:: WHAT TO WORK ON ::
Copy out all of the material. Every line must match the original.

:: EXERCISE DATA ::
──────

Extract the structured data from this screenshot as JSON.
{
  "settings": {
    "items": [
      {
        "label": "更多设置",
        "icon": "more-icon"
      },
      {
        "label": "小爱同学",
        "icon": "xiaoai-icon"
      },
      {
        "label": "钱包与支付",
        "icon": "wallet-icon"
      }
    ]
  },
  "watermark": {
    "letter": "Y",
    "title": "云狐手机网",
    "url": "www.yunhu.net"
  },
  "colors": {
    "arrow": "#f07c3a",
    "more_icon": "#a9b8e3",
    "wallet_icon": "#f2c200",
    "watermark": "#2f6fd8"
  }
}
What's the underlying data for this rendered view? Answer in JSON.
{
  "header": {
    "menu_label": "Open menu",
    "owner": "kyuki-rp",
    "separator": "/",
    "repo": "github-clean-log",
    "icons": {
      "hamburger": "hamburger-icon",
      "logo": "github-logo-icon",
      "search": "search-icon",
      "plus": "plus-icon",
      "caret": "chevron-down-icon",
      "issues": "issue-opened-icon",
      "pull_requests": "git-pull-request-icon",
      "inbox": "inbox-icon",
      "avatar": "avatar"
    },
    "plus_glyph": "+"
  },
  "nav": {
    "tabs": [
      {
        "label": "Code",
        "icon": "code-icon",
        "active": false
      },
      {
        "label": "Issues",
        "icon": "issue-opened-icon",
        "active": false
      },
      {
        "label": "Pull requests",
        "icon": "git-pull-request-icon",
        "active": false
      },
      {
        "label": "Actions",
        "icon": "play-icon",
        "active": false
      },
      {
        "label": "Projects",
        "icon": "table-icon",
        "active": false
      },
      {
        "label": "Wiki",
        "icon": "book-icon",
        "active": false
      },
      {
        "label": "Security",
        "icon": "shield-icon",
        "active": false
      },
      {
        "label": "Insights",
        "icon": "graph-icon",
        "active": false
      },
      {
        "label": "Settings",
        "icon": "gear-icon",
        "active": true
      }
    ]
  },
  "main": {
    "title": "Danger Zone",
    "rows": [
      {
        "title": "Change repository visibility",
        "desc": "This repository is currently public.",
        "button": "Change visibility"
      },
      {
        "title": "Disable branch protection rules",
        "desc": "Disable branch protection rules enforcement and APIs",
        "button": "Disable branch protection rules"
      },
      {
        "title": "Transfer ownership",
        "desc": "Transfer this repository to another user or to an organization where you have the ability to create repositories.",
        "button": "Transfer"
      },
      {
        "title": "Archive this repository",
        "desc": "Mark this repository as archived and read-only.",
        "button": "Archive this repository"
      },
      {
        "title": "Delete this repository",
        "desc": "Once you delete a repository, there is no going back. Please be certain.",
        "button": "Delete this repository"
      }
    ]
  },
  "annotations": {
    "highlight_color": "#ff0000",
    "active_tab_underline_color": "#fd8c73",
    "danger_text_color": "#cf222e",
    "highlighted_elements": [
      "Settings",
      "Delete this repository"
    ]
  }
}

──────

:: ANSWER TO THIS EXERCISE ::
Extract the structured data from this screenshot as JSON.
{
  "settings": {
    "items": [
      {
        "label": "更多设置",
        "icon": "more-icon"
      },
      {
        "label": "小爱同学",
        "icon": "xiaoai-icon"
      },
      {
        "label": "钱包与支付",
        "icon": "wallet-icon"
      }
    ]
  },
  "watermark": {
    "letter": "Y",
    "title": "云狐手机网",
    "url": "www.yunhu.net"
  },
  "colors": {
    "arrow": "#f07c3a",
    "more_icon": "#a9b8e3",
    "wallet_icon": "#f2c200",
    "watermark": "#2f6fd8"
  }
}
What's the underlying data for this rendered view? Answer in JSON.
{
  "header": {
    "menu_label": "Open menu",
    "owner": "kyuki-rp",
    "separator": "/",
    "repo": "github-clean-log",
    "icons": {
      "hamburger": "hamburger-icon",
      "logo": "github-logo-icon",
      "search": "search-icon",
      "plus": "plus-icon",
      "caret": "chevron-down-icon",
      "issues": "issue-opened-icon",
      "pull_requests": "git-pull-request-icon",
      "inbox": "inbox-icon",
      "avatar": "avatar"
    },
    "plus_glyph": "+"
  },
  "nav": {
    "tabs": [
      {
        "label": "Code",
        "icon": "code-icon",
        "active": false
      },
      {
        "label": "Issues",
        "icon": "issue-opened-icon",
        "active": false
      },
      {
        "label": "Pull requests",
        "icon": "git-pull-request-icon",
        "active": false
      },
      {
        "label": "Actions",
        "icon": "play-icon",
        "active": false
      },
      {
        "label": "Projects",
        "icon": "table-icon",
        "active": false
      },
      {
        "label": "Wiki",
        "icon": "book-icon",
        "active": false
      },
      {
        "label": "Security",
        "icon": "shield-icon",
        "active": false
      },
      {
        "label": "Insights",
        "icon": "graph-icon",
        "active": false
      },
      {
        "label": "Settings",
        "icon": "gear-icon",
        "active": true
      }
    ]
  },
  "main": {
    "title": "Danger Zone",
    "rows": [
      {
        "title": "Change repository visibility",
        "desc": "This repository is currently public.",
        "button": "Change visibility"
      },
      {
        "title": "Disable branch protection rules",
        "desc": "Disable branch protection rules enforcement and APIs",
        "button": "Disable branch protection rules"
      },
      {
        "title": "Transfer ownership",
        "desc": "Transfer this repository to another user or to an organization where you have the ability to create repositories.",
        "button": "Transfer"
      },
      {
        "title": "Archive this repository",
        "desc": "Mark this repository as archived and read-only.",
        "button": "Archive this repository"
      },
      {
        "title": "Delete this repository",
        "desc": "Once you delete a repository, there is no going back. Please be certain.",
        "button": "Delete this repository"
      }
    ]
  },
  "annotations": {
    "highlight_color": "#ff0000",
    "active_tab_underline_color": "#fd8c73",
    "danger_text_color": "#cf222e",
    "highlighted_elements": [
      "Settings",
      "Delete this repository"
    ]
  }
}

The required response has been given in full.